'''

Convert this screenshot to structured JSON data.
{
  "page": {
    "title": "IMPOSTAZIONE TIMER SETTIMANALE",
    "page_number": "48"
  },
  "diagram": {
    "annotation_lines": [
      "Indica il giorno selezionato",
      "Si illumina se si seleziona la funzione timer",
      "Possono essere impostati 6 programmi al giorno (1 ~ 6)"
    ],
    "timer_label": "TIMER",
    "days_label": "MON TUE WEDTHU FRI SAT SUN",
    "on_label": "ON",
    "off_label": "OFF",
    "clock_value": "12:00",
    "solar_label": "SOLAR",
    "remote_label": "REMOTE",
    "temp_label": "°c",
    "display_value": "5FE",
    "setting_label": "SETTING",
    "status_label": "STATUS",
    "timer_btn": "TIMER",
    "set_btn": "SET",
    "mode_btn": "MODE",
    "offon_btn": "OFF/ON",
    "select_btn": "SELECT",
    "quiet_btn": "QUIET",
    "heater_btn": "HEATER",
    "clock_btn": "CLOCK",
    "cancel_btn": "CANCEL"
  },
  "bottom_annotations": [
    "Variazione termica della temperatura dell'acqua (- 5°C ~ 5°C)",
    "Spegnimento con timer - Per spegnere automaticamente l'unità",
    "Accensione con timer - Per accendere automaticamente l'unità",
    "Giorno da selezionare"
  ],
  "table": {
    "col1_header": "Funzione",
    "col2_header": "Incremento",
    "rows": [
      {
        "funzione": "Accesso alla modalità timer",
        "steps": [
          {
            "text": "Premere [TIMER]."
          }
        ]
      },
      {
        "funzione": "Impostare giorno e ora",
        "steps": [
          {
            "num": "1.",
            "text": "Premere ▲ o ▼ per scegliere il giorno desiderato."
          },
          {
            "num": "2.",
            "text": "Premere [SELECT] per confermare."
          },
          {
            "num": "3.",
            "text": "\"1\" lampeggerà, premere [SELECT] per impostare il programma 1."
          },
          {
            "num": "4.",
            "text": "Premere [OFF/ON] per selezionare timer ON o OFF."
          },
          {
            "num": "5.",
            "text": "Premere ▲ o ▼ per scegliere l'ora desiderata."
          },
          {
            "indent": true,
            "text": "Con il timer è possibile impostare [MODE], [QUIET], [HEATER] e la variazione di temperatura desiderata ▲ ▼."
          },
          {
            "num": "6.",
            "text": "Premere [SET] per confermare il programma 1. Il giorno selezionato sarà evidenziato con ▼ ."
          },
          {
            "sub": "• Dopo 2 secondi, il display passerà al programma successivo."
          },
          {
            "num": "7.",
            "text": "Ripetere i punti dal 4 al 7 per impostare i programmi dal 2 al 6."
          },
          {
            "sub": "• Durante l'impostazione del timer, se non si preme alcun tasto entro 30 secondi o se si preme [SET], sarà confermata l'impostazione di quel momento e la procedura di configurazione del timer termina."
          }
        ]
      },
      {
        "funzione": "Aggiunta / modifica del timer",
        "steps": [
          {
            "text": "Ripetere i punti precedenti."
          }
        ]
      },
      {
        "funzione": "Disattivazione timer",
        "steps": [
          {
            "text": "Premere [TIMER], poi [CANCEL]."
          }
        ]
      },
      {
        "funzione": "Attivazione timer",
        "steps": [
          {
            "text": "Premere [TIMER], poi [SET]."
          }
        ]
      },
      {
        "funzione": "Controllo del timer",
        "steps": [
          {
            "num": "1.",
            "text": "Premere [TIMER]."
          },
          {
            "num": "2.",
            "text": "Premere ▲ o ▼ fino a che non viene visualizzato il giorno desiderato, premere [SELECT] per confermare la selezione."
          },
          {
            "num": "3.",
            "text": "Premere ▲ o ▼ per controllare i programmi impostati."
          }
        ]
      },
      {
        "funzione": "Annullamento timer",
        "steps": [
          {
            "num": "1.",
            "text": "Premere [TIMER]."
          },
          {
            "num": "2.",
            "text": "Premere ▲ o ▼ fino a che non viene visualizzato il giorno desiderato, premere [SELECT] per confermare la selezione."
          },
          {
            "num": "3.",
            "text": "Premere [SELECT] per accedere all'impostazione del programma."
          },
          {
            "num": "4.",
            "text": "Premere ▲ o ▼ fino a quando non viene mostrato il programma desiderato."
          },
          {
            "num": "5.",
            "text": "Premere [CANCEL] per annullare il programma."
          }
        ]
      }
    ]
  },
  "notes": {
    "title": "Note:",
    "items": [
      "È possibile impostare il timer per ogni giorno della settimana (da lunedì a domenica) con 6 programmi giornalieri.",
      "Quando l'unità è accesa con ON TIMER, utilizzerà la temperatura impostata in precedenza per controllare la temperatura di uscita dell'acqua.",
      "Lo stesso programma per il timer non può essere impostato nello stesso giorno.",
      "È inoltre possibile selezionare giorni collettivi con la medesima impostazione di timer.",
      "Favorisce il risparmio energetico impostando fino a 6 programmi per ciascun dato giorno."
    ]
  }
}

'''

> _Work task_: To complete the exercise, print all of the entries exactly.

> _Task answer_:
Convert this screenshot to structured JSON data.
{
  "page": {
    "title": "IMPOSTAZIONE TIMER SETTIMANALE",
    "page_number": "48"
  },
  "diagram": {
    "annotation_lines": [
      "Indica il giorno selezionato",
      "Si illumina se si seleziona la funzione timer",
      "Possono essere impostati 6 programmi al giorno (1 ~ 6)"
    ],
    "timer_label": "TIMER",
    "days_label": "MON TUE WEDTHU FRI SAT SUN",
    "on_label": "ON",
    "off_label": "OFF",
    "clock_value": "12:00",
    "solar_label": "SOLAR",
    "remote_label": "REMOTE",
    "temp_label": "°c",
    "display_value": "5FE",
    "setting_label": "SETTING",
    "status_label": "STATUS",
    "timer_btn": "TIMER",
    "set_btn": "SET",
    "mode_btn": "MODE",
    "offon_btn": "OFF/ON",
    "select_btn": "SELECT",
    "quiet_btn": "QUIET",
    "heater_btn": "HEATER",
    "clock_btn": "CLOCK",
    "cancel_btn": "CANCEL"
  },
  "bottom_annotations": [
    "Variazione termica della temperatura dell'acqua (- 5°C ~ 5°C)",
    "Spegnimento con timer - Per spegnere automaticamente l'unità",
    "Accensione con timer - Per accendere automaticamente l'unità",
    "Giorno da selezionare"
  ],
  "table": {
    "col1_header": "Funzione",
    "col2_header": "Incremento",
    "rows": [
      {
        "funzione": "Accesso alla modalità timer",
        "steps": [
          {
            "text": "Premere [TIMER]."
          }
        ]
      },
      {
        "funzione": "Impostare giorno e ora",
        "steps": [
          {
            "num": "1.",
            "text": "Premere ▲ o ▼ per scegliere il giorno desiderato."
          },
          {
            "num": "2.",
            "text": "Premere [SELECT] per confermare."
          },
          {
            "num": "3.",
            "text": "\"1\" lampeggerà, premere [SELECT] per impostare il programma 1."
          },
          {
            "num": "4.",
            "text": "Premere [OFF/ON] per selezionare timer ON o OFF."
          },
          {
            "num": "5.",
            "text": "Premere ▲ o ▼ per scegliere l'ora desiderata."
          },
          {
            "indent": true,
            "text": "Con il timer è possibile impostare [MODE], [QUIET], [HEATER] e la variazione di temperatura desiderata ▲ ▼."
          },
          {
            "num": "6.",
            "text": "Premere [SET] per confermare il programma 1. Il giorno selezionato sarà evidenziato con ▼ ."
          },
          {
            "sub": "• Dopo 2 secondi, il display passerà al programma successivo."
          },
          {
            "num": "7.",
            "text": "Ripetere i punti dal 4 al 7 per impostare i programmi dal 2 al 6."
          },
          {
            "sub": "• Durante l'impostazione del timer, se non si preme alcun tasto entro 30 secondi o se si preme [SET], sarà confermata l'impostazione di quel momento e la procedura di configurazione del timer termina."
          }
        ]
      },
      {
        "funzione": "Aggiunta / modifica del timer",
        "steps": [
          {
            "text": "Ripetere i punti precedenti."
          }
        ]
      },
      {
        "funzione": "Disattivazione timer",
        "steps": [
          {
            "text": "Premere [TIMER], poi [CANCEL]."
          }
        ]
      },
      {
        "funzione": "Attivazione timer",
        "steps": [
          {
            "text": "Premere [TIMER], poi [SET]."
          }
        ]
      },
      {
        "funzione": "Controllo del timer",
        "steps": [
          {
            "num": "1.",
            "text": "Premere [TIMER]."
          },
          {
            "num": "2.",
            "text": "Premere ▲ o ▼ fino a che non viene visualizzato il giorno desiderato, premere [SELECT] per confermare la selezione."
          },
          {
            "num": "3.",
            "text": "Premere ▲ o ▼ per controllare i programmi impostati."
          }
        ]
      },
      {
        "funzione": "Annullamento timer",
        "steps": [
          {
            "num": "1.",
            "text": "Premere [TIMER]."
          },
          {
            "num": "2.",
            "text": "Premere ▲ o ▼ fino a che non viene visualizzato il giorno desiderato, premere [SELECT] per confermare la selezione."
          },
          {
            "num": "3.",
            "text": "Premere [SELECT] per accedere all'impostazione del programma."
          },
          {
            "num": "4.",
            "text": "Premere ▲ o ▼ fino a quando non viene mostrato il programma desiderato."
          },
          {
            "num": "5.",
            "text": "Premere [CANCEL] per annullare il programma."
          }
        ]
      }
    ]
  },
  "notes": {
    "title": "Note:",
    "items": [
      "È possibile impostare il timer per ogni giorno della settimana (da lunedì a domenica) con 6 programmi giornalieri.",
      "Quando l'unità è accesa con ON TIMER, utilizzerà la temperatura impostata in precedenza per controllare la temperatura di uscita dell'acqua.",
      "Lo stesso programma per il timer non può essere impostato nello stesso giorno.",
      "È inoltre possibile selezionare giorni collettivi con la medesima impostazione di timer.",
      "Favorisce il risparmio energetico impostando fino a 6 programmi per ciascun dato giorno."
    ]
  }
}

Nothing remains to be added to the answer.